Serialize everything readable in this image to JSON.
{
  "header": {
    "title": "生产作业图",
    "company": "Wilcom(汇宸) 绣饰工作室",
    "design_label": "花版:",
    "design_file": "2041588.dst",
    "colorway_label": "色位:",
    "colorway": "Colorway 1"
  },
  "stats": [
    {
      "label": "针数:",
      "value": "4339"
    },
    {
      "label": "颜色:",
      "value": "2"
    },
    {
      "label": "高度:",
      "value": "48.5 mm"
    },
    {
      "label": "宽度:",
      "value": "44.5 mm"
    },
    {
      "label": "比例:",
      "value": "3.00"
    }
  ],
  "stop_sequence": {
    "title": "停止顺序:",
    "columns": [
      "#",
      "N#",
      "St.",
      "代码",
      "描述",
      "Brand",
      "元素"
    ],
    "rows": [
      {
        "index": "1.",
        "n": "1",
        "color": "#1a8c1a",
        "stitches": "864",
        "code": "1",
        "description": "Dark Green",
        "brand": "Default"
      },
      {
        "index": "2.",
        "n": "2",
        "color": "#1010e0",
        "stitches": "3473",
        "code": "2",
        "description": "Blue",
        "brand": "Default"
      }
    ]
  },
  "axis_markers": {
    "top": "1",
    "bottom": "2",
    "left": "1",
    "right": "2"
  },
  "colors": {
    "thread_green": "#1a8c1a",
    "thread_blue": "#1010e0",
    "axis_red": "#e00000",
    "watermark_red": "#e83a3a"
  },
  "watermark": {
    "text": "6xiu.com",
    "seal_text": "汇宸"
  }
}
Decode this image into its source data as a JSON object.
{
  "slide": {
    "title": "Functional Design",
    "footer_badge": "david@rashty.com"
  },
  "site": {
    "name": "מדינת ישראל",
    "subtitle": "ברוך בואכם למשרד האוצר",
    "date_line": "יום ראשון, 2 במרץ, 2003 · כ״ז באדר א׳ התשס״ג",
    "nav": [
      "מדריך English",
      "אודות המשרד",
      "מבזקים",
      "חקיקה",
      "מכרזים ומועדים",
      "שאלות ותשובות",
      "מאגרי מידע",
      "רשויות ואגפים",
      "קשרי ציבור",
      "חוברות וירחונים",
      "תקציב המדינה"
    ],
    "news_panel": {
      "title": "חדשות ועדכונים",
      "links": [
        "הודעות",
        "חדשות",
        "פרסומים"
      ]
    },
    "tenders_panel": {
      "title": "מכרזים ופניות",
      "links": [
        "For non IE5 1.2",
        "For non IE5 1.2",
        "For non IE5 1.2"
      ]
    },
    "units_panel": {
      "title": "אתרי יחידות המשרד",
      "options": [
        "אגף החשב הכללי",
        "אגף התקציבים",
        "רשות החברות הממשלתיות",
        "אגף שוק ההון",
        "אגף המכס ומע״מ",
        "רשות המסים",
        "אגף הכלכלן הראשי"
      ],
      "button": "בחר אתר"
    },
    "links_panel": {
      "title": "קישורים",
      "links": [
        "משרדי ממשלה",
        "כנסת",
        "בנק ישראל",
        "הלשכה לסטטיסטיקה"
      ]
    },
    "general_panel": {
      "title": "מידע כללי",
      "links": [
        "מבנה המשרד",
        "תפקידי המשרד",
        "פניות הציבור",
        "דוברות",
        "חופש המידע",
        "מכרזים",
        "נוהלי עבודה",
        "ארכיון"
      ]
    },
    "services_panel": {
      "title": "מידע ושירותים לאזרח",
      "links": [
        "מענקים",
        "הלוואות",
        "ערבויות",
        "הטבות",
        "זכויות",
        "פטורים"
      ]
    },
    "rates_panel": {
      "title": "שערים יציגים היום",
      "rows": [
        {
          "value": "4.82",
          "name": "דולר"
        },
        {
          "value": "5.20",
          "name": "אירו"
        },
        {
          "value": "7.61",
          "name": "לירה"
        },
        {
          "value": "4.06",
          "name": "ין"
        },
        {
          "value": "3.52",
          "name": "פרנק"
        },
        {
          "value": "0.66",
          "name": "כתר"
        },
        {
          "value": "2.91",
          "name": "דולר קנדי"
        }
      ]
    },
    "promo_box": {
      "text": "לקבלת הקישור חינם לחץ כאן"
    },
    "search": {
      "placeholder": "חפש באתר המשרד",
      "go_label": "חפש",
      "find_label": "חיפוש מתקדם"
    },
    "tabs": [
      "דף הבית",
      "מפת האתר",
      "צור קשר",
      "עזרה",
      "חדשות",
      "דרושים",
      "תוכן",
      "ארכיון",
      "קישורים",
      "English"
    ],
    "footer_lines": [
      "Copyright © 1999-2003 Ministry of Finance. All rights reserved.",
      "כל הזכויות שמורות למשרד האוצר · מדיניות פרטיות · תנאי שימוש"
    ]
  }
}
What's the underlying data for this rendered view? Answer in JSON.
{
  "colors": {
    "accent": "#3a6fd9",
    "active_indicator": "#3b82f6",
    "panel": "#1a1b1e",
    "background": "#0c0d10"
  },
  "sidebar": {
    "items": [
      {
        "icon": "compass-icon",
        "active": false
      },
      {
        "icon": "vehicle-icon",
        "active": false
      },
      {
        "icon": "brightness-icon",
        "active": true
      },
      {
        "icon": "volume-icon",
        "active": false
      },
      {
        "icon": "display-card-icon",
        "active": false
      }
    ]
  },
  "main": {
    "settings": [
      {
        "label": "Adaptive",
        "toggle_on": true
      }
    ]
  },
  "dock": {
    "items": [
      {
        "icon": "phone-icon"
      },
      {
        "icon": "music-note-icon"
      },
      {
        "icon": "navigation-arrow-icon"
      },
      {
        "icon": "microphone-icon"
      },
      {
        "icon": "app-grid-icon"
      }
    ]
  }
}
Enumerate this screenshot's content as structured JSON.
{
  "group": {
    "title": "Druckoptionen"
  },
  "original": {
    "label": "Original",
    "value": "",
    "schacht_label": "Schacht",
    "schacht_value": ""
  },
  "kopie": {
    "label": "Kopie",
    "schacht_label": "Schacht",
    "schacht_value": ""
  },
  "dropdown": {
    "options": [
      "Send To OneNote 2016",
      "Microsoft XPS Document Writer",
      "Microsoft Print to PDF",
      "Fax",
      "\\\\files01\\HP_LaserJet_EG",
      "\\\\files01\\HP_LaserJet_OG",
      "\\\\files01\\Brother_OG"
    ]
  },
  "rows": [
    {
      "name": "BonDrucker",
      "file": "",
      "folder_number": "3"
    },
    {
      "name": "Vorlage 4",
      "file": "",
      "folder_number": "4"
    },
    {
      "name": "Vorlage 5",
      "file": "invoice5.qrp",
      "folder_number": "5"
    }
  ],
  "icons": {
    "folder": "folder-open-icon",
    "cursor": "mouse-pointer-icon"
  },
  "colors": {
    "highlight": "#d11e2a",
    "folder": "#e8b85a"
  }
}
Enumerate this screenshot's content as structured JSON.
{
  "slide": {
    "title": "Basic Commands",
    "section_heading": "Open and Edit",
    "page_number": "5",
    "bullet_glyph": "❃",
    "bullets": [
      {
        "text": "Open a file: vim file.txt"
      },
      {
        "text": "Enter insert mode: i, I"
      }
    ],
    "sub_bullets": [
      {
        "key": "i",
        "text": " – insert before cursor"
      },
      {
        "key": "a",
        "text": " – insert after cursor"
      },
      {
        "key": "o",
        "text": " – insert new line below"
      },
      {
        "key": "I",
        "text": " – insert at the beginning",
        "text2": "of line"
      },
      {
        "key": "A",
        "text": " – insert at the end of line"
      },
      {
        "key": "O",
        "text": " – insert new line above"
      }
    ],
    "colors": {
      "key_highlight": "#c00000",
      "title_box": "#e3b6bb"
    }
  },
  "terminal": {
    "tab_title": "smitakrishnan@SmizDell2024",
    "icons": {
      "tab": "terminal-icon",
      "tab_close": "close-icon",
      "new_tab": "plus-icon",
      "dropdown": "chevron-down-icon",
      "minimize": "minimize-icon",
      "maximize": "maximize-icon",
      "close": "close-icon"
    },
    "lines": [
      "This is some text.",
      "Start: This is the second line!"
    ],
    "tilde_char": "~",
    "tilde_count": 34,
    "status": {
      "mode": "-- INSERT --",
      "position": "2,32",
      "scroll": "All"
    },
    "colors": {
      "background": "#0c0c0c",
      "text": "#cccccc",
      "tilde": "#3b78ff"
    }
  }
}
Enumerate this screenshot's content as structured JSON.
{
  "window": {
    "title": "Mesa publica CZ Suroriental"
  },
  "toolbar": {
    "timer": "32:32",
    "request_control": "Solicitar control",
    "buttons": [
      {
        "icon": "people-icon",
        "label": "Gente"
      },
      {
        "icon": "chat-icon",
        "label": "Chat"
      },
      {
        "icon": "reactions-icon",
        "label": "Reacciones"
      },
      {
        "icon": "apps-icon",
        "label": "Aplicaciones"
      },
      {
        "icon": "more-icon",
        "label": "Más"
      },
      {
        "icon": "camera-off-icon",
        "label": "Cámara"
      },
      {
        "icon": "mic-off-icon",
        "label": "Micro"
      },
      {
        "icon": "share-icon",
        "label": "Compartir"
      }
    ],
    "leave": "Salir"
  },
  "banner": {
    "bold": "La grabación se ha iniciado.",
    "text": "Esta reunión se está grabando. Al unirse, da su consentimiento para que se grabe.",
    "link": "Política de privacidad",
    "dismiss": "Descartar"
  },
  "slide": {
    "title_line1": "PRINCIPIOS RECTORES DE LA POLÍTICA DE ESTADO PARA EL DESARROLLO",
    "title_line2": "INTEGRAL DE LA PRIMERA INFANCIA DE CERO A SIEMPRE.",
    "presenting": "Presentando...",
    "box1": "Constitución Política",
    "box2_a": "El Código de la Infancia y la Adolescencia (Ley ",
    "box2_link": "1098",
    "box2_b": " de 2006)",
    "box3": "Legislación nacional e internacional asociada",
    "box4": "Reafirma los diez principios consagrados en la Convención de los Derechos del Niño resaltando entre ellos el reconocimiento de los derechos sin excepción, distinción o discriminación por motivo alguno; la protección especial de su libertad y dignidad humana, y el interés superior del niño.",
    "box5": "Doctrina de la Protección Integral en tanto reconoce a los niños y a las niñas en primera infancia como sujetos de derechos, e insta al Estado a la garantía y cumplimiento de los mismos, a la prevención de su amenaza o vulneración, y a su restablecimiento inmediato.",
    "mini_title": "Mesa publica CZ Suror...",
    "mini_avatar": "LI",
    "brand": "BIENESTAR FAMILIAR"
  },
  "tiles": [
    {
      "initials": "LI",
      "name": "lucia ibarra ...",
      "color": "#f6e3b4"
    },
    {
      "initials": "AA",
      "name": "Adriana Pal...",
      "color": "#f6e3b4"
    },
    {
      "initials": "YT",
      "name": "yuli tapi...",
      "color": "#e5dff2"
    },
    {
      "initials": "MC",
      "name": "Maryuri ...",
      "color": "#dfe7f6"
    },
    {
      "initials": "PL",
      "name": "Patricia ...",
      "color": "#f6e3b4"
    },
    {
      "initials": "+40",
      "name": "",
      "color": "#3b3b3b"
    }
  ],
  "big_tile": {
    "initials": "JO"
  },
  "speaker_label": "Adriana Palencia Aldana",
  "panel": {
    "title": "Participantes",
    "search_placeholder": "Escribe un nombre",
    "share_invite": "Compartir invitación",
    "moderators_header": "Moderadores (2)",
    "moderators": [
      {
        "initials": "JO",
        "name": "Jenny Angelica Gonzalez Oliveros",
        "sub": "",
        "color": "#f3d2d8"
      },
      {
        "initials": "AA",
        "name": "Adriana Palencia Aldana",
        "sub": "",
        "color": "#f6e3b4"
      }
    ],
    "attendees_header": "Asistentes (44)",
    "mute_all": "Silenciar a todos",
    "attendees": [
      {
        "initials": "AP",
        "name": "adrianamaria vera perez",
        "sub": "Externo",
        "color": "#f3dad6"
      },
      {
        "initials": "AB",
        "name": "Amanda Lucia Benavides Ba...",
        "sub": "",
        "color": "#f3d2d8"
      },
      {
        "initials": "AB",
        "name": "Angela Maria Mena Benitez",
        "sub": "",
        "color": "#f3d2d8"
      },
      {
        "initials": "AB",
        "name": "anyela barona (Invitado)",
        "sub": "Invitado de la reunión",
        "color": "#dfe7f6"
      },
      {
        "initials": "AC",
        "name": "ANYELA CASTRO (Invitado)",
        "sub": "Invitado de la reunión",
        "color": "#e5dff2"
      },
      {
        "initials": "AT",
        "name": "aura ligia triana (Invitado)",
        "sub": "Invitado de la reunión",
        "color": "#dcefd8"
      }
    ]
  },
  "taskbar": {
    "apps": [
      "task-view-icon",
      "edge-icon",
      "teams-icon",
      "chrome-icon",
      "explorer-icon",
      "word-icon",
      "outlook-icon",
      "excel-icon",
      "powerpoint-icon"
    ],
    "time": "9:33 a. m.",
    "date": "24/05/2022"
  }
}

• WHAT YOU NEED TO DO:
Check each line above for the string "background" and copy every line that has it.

• SOLUTION:
    "background": "#0c0d10"
      "background": "#0c0c0c",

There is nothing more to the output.